BRIEF » The material below should be copied line for line, please, with pictures omitted.

◆ ◆ ◆

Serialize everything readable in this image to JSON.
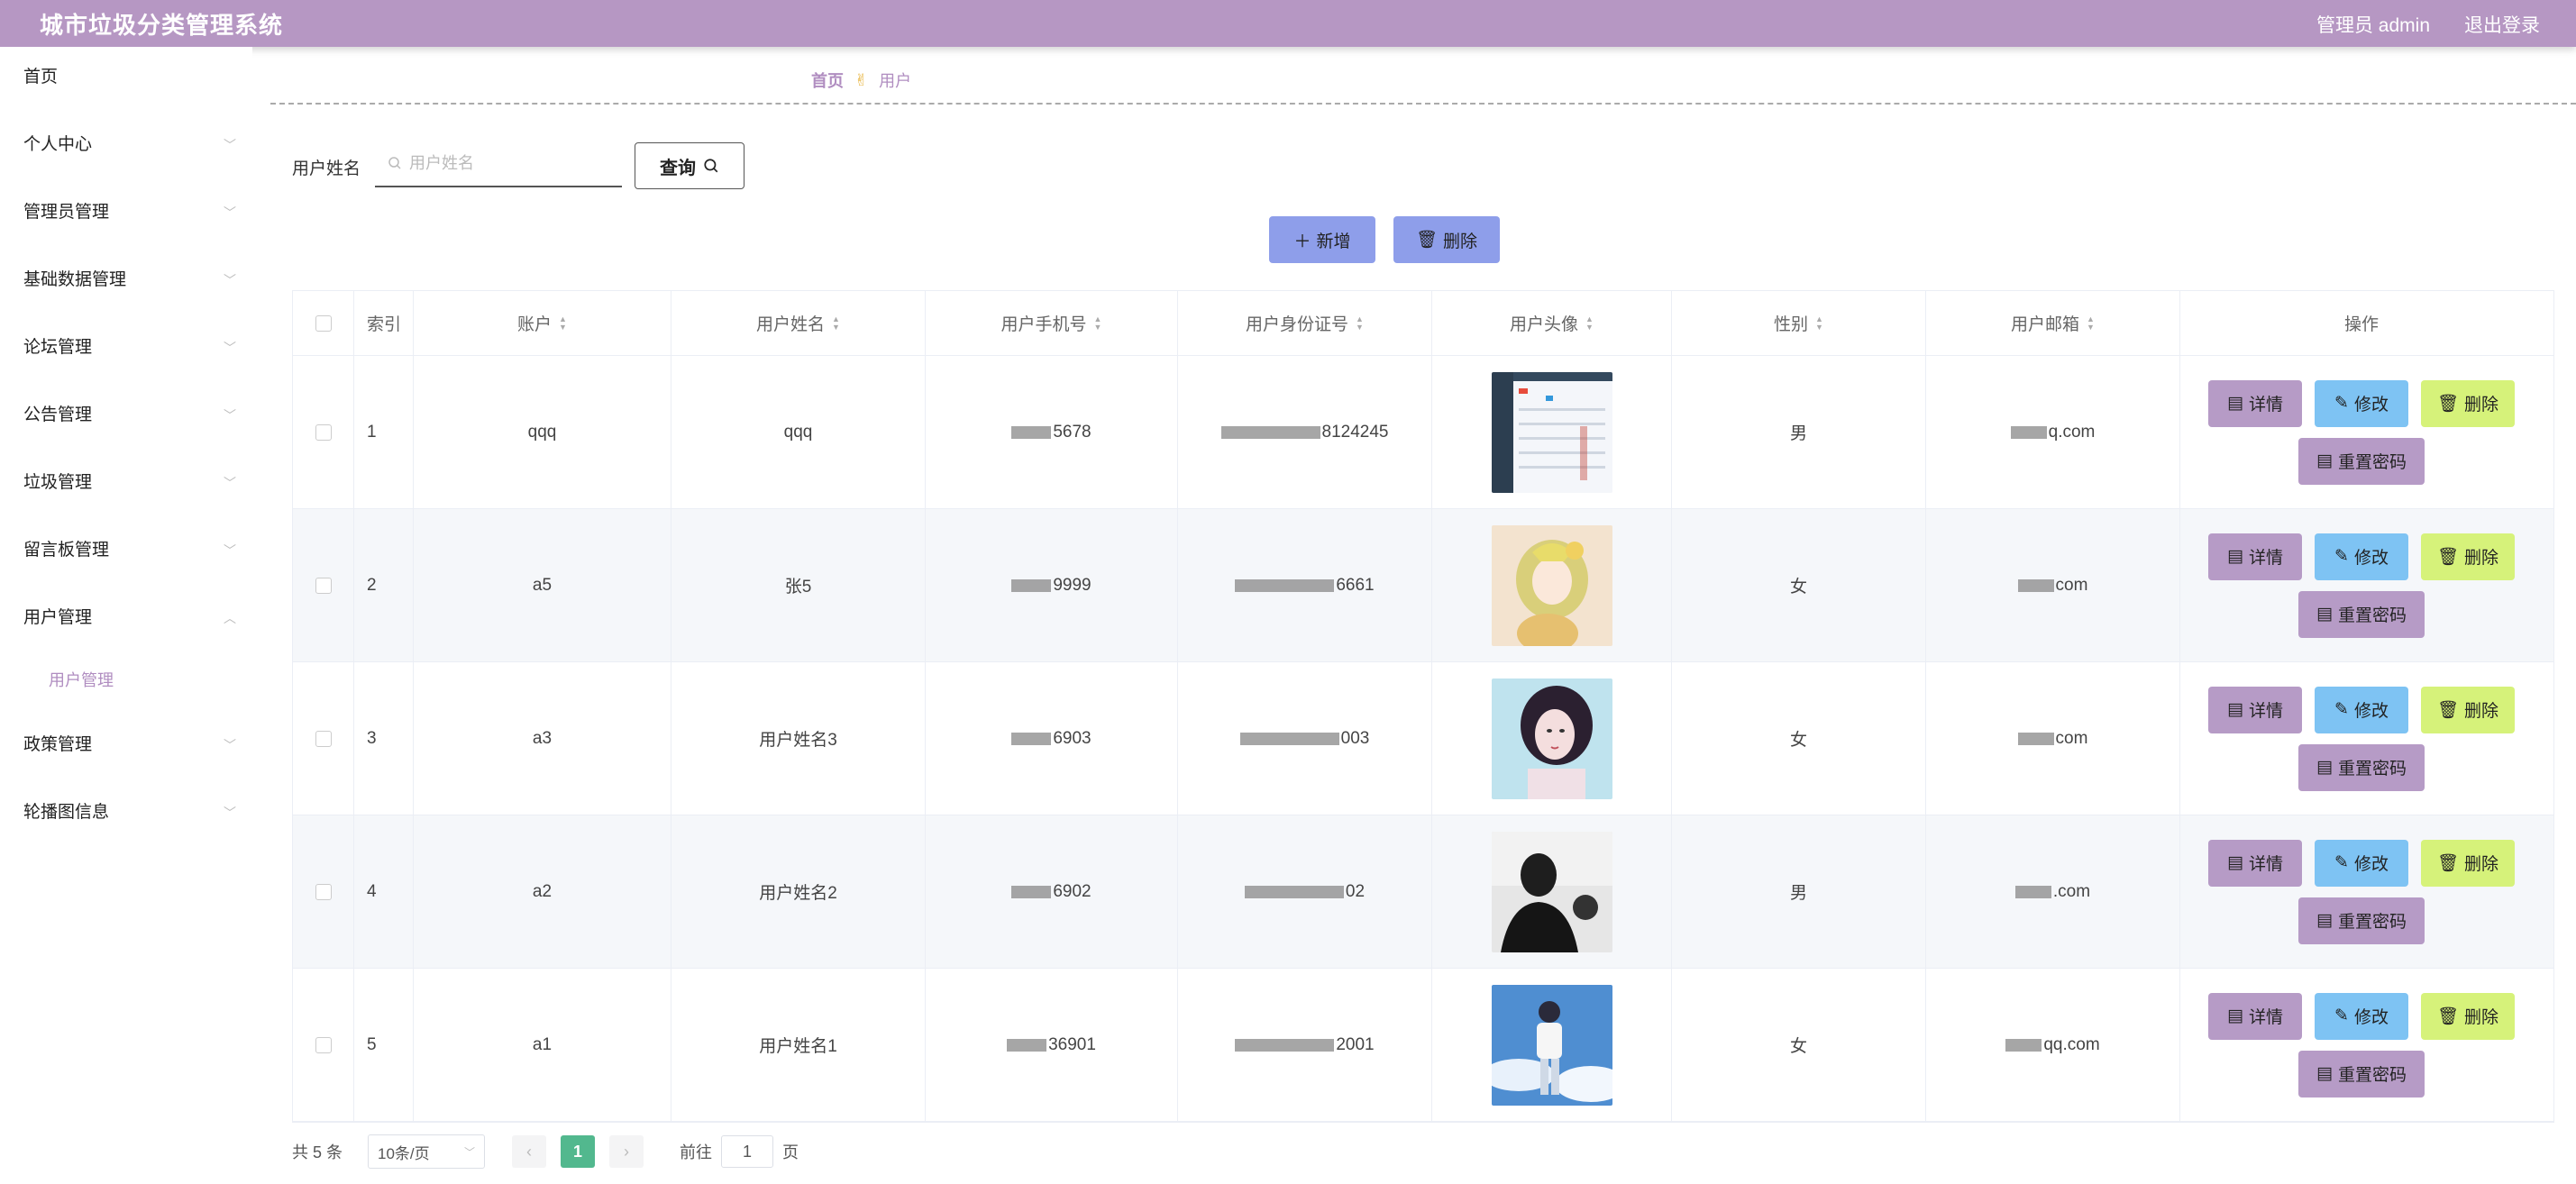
{
  "header": {
    "title": "城市垃圾分类管理系统",
    "user_label": "管理员 admin",
    "logout_label": "退出登录"
  },
  "sidebar": {
    "items": [
      {
        "label": "首页",
        "has_chevron": false
      },
      {
        "label": "个人中心",
        "has_chevron": true
      },
      {
        "label": "管理员管理",
        "has_chevron": true
      },
      {
        "label": "基础数据管理",
        "has_chevron": true
      },
      {
        "label": "论坛管理",
        "has_chevron": true
      },
      {
        "label": "公告管理",
        "has_chevron": true
      },
      {
        "label": "垃圾管理",
        "has_chevron": true
      },
      {
        "label": "留言板管理",
        "has_chevron": true
      },
      {
        "label": "用户管理",
        "has_chevron": true,
        "expanded": true
      },
      {
        "label": "政策管理",
        "has_chevron": true
      },
      {
        "label": "轮播图信息",
        "has_chevron": true
      }
    ],
    "sub_item": "用户管理"
  },
  "breadcrumb": {
    "home": "首页",
    "separator_icon": "✌",
    "current": "用户"
  },
  "search": {
    "label": "用户姓名",
    "placeholder": "用户姓名",
    "value": "",
    "button_label": "查询"
  },
  "actions": {
    "add_label": "新增",
    "delete_label": "删除"
  },
  "table": {
    "columns": [
      "索引",
      "账户",
      "用户姓名",
      "用户手机号",
      "用户身份证号",
      "用户头像",
      "性别",
      "用户邮箱",
      "操作"
    ],
    "rows": [
      {
        "index": "1",
        "account": "qqq",
        "name": "qqq",
        "phone": "5678",
        "id_number": "8124245",
        "gender": "男",
        "email": "q.com",
        "avatar": "screenshot"
      },
      {
        "index": "2",
        "account": "a5",
        "name": "张5",
        "phone": "9999",
        "id_number": "6661",
        "gender": "女",
        "email": "com",
        "avatar": "anime-girl"
      },
      {
        "index": "3",
        "account": "a3",
        "name": "用户姓名3",
        "phone": "6903",
        "id_number": "003",
        "gender": "女",
        "email": "com",
        "avatar": "girl-portrait"
      },
      {
        "index": "4",
        "account": "a2",
        "name": "用户姓名2",
        "phone": "6902",
        "id_number": "02",
        "gender": "男",
        "email": ".com",
        "avatar": "bw-silhouette"
      },
      {
        "index": "5",
        "account": "a1",
        "name": "用户姓名1",
        "phone": "36901",
        "id_number": "2001",
        "gender": "女",
        "email": "qq.com",
        "avatar": "boy-sky"
      }
    ],
    "row_actions": {
      "detail": "详情",
      "edit": "修改",
      "delete": "删除",
      "reset": "重置密码"
    }
  },
  "pagination": {
    "total": "共 5 条",
    "page_size": "10条/页",
    "current_page": "1",
    "goto_label": "前往",
    "goto_value": "1",
    "page_suffix": "页"
  },
  "colors": {
    "header_bg": "#b697c3",
    "accent": "#b08dc0",
    "detail_btn": "#b69bc6",
    "edit_btn": "#7ec3f3",
    "delete_btn": "#d6f27a",
    "add_btn": "#8e9eea",
    "page_active": "#52b88e"
  }
}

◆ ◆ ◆

ANSWER BOX »
Serialize everything readable in this image to JSON.
{
  "header": {
    "title": "城市垃圾分类管理系统",
    "user_label": "管理员 admin",
    "logout_label": "退出登录"
  },
  "sidebar": {
    "items": [
      {
        "label": "首页",
        "has_chevron": false
      },
      {
        "label": "个人中心",
        "has_chevron": true
      },
      {
        "label": "管理员管理",
        "has_chevron": true
      },
      {
        "label": "基础数据管理",
        "has_chevron": true
      },
      {
        "label": "论坛管理",
        "has_chevron": true
      },
      {
        "label": "公告管理",
        "has_chevron": true
      },
      {
        "label": "垃圾管理",
        "has_chevron": true
      },
      {
        "label": "留言板管理",
        "has_chevron": true
      },
      {
        "label": "用户管理",
        "has_chevron": true,
        "expanded": true
      },
      {
        "label": "政策管理",
        "has_chevron": true
      },
      {
        "label": "轮播图信息",
        "has_chevron": true
      }
    ],
    "sub_item": "用户管理"
  },
  "breadcrumb": {
    "home": "首页",
    "separator_icon": "✌",
    "current": "用户"
  },
  "search": {
    "label": "用户姓名",
    "placeholder": "用户姓名",
    "value": "",
    "button_label": "查询"
  },
  "actions": {
    "add_label": "新增",
    "delete_label": "删除"
  },
  "table": {
    "columns": [
      "索引",
      "账户",
      "用户姓名",
      "用户手机号",
      "用户身份证号",
      "用户头像",
      "性别",
      "用户邮箱",
      "操作"
    ],
    "rows": [
      {
        "index": "1",
        "account": "qqq",
        "name": "qqq",
        "phone": "5678",
        "id_number": "8124245",
        "gender": "男",
        "email": "q.com",
        "avatar": "screenshot"
      },
      {
        "index": "2",
        "account": "a5",
        "name": "张5",
        "phone": "9999",
        "id_number": "6661",
        "gender": "女",
        "email": "com",
        "avatar": "anime-girl"
      },
      {
        "index": "3",
        "account": "a3",
        "name": "用户姓名3",
        "phone": "6903",
        "id_number": "003",
        "gender": "女",
        "email": "com",
        "avatar": "girl-portrait"
      },
      {
        "index": "4",
        "account": "a2",
        "name": "用户姓名2",
        "phone": "6902",
        "id_number": "02",
        "gender": "男",
        "email": ".com",
        "avatar": "bw-silhouette"
      },
      {
        "index": "5",
        "account": "a1",
        "name": "用户姓名1",
        "phone": "36901",
        "id_number": "2001",
        "gender": "女",
        "email": "qq.com",
        "avatar": "boy-sky"
      }
    ],
    "row_actions": {
      "detail": "详情",
      "edit": "修改",
      "delete": "删除",
      "reset": "重置密码"
    }
  },
  "pagination": {
    "total": "共 5 条",
    "page_size": "10条/页",
    "current_page": "1",
    "goto_label": "前往",
    "goto_value": "1",
    "page_suffix": "页"
  },
  "colors": {
    "header_bg": "#b697c3",
    "accent": "#b08dc0",
    "detail_btn": "#b69bc6",
    "edit_btn": "#7ec3f3",
    "delete_btn": "#d6f27a",
    "add_btn": "#8e9eea",
    "page_active": "#52b88e"
  }
}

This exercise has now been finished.